The Supreme Court (TS) has confirmed the sentence of 3 years in prison for a man who murdered a third party with metal pliers to charge the car battery as a result of a scuffle that arose after the victim came out in defense of a friend. who had been reprimanded for urinating near an attraction at the Herencia fair in Ciudad Real.

In a sentence, collected by Europa Press, the Criminal Chamber confirms the conviction for a consummated crime of reckless homicide and dismisses the appeal of the convicted person. Likewise, it ratifies the penalty of a fine for a second implicated who assaulted the victim before the fatal outcome.

The events, according to the court ruling -- issued by the Provincial Court of Ciudad Real--, occurred on the night of February 10, 2018 at the Herencia fairgrounds. It was around 10 p.m. when a woman "proceeded to urinate on the public road." Specifically, she did it between the victim's car and a fairground attraction.

The event did not go unnoticed by the wife of the owner of said attraction and by the homicide victim. After witnessing it, the first "came to recriminate" the woman for her conduct, "starting up a discussion between them witnessed" by the order of the subsequent attack.

After a few minutes, the woman who had urinated near the attraction returned to the scene with the victim and another friend with the intention of picking up her car and going to dinner elsewhere. Once they got into the vehicle, and after reversing, the victim -whom she was driving- was intercepted by the man convicted of a crime of abuse.

The latter, "annoyed with the previous incident, approached the driver's window and proceeded to hit" the victim on the face "up to three times." The uproar did not go unnoticed by several showmen, among whom was the murderer, and who decided to go to see what was happening.

Thus, the man convicted of the homicide, "provided with metal tweezers of the type intended for recharging vehicle batteries, proceeded at his own expense to strike the left temple" of the victim "with the metal tip of the same." with the intention of injuring him but without recklessly foreseeing that this could cause his death".

The impact caused the victim to fall unconscious to the ground, at which time his friend came to his "help to prevent him from continuing" by hitting him. The ruling details that the attack caused the victim a trauma that led to massive hemorrhage in both cerebral hemispheres.

Despite the fact that he was transferred to the Herencia Health Center by another friend, the victim died a few hours later.

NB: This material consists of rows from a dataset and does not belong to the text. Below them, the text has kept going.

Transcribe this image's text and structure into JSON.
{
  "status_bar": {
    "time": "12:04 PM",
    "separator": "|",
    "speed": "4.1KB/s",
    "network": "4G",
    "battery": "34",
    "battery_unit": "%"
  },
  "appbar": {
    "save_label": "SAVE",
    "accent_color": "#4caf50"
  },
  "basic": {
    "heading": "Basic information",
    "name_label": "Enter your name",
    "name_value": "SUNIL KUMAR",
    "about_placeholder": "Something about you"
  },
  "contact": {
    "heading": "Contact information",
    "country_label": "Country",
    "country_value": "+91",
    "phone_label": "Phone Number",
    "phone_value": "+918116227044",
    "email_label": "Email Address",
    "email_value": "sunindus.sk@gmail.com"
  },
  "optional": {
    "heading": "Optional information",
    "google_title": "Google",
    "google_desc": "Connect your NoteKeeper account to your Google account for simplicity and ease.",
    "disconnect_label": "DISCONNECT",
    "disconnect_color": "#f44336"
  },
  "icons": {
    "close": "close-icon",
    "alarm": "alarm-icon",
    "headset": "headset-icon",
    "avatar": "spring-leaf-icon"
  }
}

In its ruling, the Supreme Court rejects, as the murderer's defense alluded to, that the death could have occurred naturally and not necessarily due to his violent action, as reflected in the report issued by two professors from the University of Santiago de Compostela who maintained that the most probable cause of death could be related to an aneurysm.

"It was the deficient work of the forensics that prevented this circumstance from being verified, to the point that the existence of other data - speed of the SAH, absence of fracture and external injuries of a certain entity - necessarily reinforce this hypothesis," they detail. the magistrates of the high court.

The Supreme Court also dismisses the appeal of the person convicted of a crime of abuse, who argued that his right to the presumption of innocence had been violated. In the defense's opinion, there was no evidence that he hit the victim in the face with his bare hands.

"It is about a man over 1.80 tall, 85 kilos, big hands and used to hard work (fairie) (*) and, nevertheless, it did not leave the slightest mark or injury. It is from all point of view It is impossible to assume that if, as those two witnesses say, he had hit him in that way, there would be no physical evidence in the form of injury," the defense argued.

The magistrates recall that "this lack of visible wounds on the victim's face is what led the Superior Court of Justice to partially uphold the appeal filed" by the convicted person "and to rectify the legal classification of applied in the instance", changing the crime of injuries initially qualified by a light crime of mistreatment.